The retina is the inner part of the eye, which is sensitive to light. The term ‘scratched retina’ most likely refers to a scratched eyeball or a scratched cornea. This can occur for a number of reasons, but is mostly due to an injury or the presence of a foreign body.
The cornea is the clear covering of the eyes which refracts light. It is the first external layer of the eyes, which can make it susceptible to injuries. In eye surgeries (i.e. laser lens reshaping, cataract removal), a flap is created in the patient’s cornea to give access to the underlying structures.
Some of the possible causes of a scratched cornea include:
- Foreign Body Trapped in the Eyelid. It can be organic, dust, or a piece of glass. As the eyelid opens and closes and as the eye moves, the foreign object can get dragged through the surface of the cornea causing scratches.
- Injury. A sharp object or the patient’s fingernail may accidentally scratch the eye.
- Improper Contact Lens Use. When patients overuse a pair of lenses or when they use dirty or damaged lenses, they open the eye up to the possibility of injury.
Scratched Retina Symptoms
Here are the most common symptoms associated with a scratched cornea:
- Eye Irritation. Patients often report the sensation of having something gritty in their eye despite having the foreign object already removed.
- Eye Tearing. Increased tearing may be present and patients may discover that their eyelids have been crusted shut overnight as a result of the excessive tearing.
- Photophobia or sensitivity to light
Scratched Retina Home Remedies
Expected treatment methods for a scratched cornea include the following:
- Antibacterial Drops or Ointments. These are often given as a prophylaxis to help prevent an infection.
- Pain and Anti-Inflammatory Drugs
- Rest. Keeping the eye covered or avoiding activities that can cause eye strain is necessary in order to give the eye time to heal.
- Glasses Instead of Lenses for Up to a Week or Two. This will also give the cornea a chance to heal itself. Proper lens use should be implemented when use is resumed.
Foreign Body in Eye First Aid
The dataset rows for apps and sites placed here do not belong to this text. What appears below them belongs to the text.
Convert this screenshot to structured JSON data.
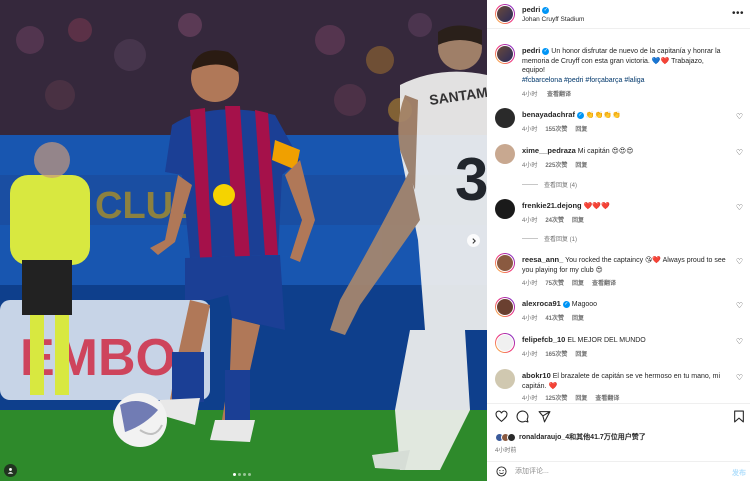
{
  "post": {
    "author": "pedri",
    "location": "Johan Cruyff Stadium",
    "caption": "Un honor disfrutar de nuevo de la capitanía y honrar la memoria de Cruyff con esta gran victoria. 💙❤️ Trabajazo, equipo!",
    "hashtags": "#fcbarcelona #pedri #forçabarça #laliga",
    "caption_time": "4小时",
    "caption_translate": "查看翻译"
  },
  "comments": [
    {
      "user": "benayadachraf",
      "verified": true,
      "text": "👏👏👏👏",
      "time": "4小时",
      "likes": "155次赞",
      "reply": "回复"
    },
    {
      "user": "xime__pedraza",
      "verified": false,
      "text": "Mi capitán 😍😍😍",
      "time": "4小时",
      "likes": "225次赞",
      "reply": "回复",
      "view_replies": "查看回复 (4)"
    },
    {
      "user": "frenkie21.dejong",
      "verified": false,
      "text": "❤️❤️❤️",
      "time": "4小时",
      "likes": "24次赞",
      "reply": "回复",
      "view_replies": "查看回复 (1)"
    },
    {
      "user": "reesa_ann_",
      "verified": false,
      "text": "You rocked the captaincy 😘❤️ Always proud to see you playing for my club 😍",
      "time": "4小时",
      "likes": "75次赞",
      "reply": "回复",
      "translate": "查看翻译"
    },
    {
      "user": "alexroca91",
      "verified": true,
      "text": "Magooo",
      "time": "4小时",
      "likes": "41次赞",
      "reply": "回复"
    },
    {
      "user": "felipefcb_10",
      "verified": false,
      "text": "EL MEJOR DEL MUNDO",
      "time": "4小时",
      "likes": "165次赞",
      "reply": "回复"
    },
    {
      "user": "abokr10",
      "verified": false,
      "text": "El brazalete de capitán se ve hermoso en tu mano, mi capitán. ❤️",
      "time": "4小时",
      "likes": "125次赞",
      "reply": "回复",
      "translate": "查看翻译"
    }
  ],
  "likes_summary": "ronaldaraujo_4和其他41.7万位用户赞了",
  "time_ago": "4小时前",
  "comment_box": {
    "placeholder": "添加评论...",
    "post_label": "发布"
  },
  "media": {
    "jersey_number": "3"
  },
  "colors": {
    "accent_blue": "#0095f6",
    "heart_red": "#ed4956",
    "link_blue": "#00376b",
    "muted": "#737373"
  },
  "icons": [
    "heart-icon",
    "comment-icon",
    "share-icon",
    "bookmark-icon",
    "emoji-icon",
    "more-icon",
    "verified-icon",
    "next-arrow-icon",
    "user-tag-icon"
  ]
}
- Do not scratch the eye. This can only increase the likelihood of a scratch.
- Wash eye out with a saline solution or with a specialized wash. This is done to flush out any foreign body from the eye.
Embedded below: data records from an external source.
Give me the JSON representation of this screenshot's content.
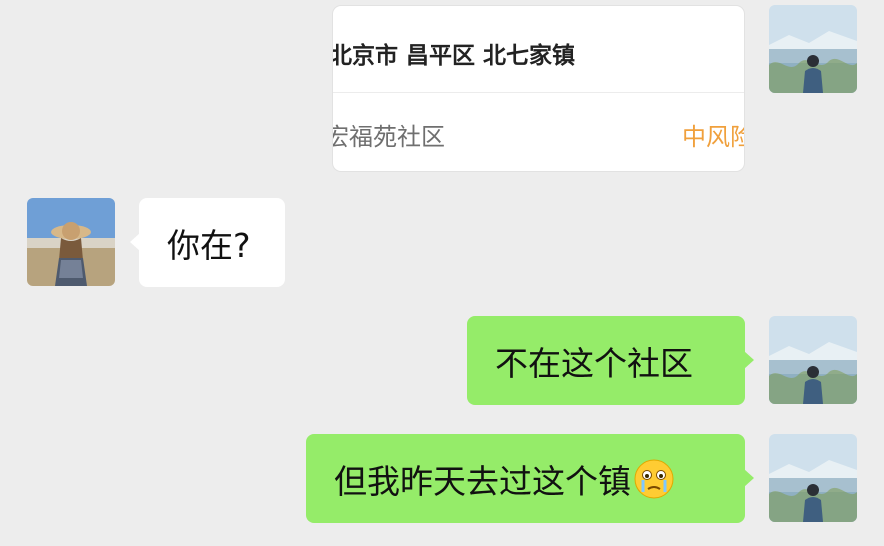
{
  "location_card": {
    "title": "北京市 昌平区 北七家镇",
    "community": "宏福苑社区",
    "risk_level": "中风险"
  },
  "messages": [
    {
      "side": "left",
      "text": "你在?"
    },
    {
      "side": "right",
      "text": "不在这个社区"
    },
    {
      "side": "right",
      "text": "但我昨天去过这个镇",
      "emoji": "crying-face-emoji"
    }
  ],
  "colors": {
    "background": "#ededed",
    "own_bubble": "#95ec69",
    "other_bubble": "#ffffff",
    "risk_text": "#f0a03c"
  }
}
If flushing the eye does not work, it may be necessary for the patient to get an ophthalmologist to check the eye out.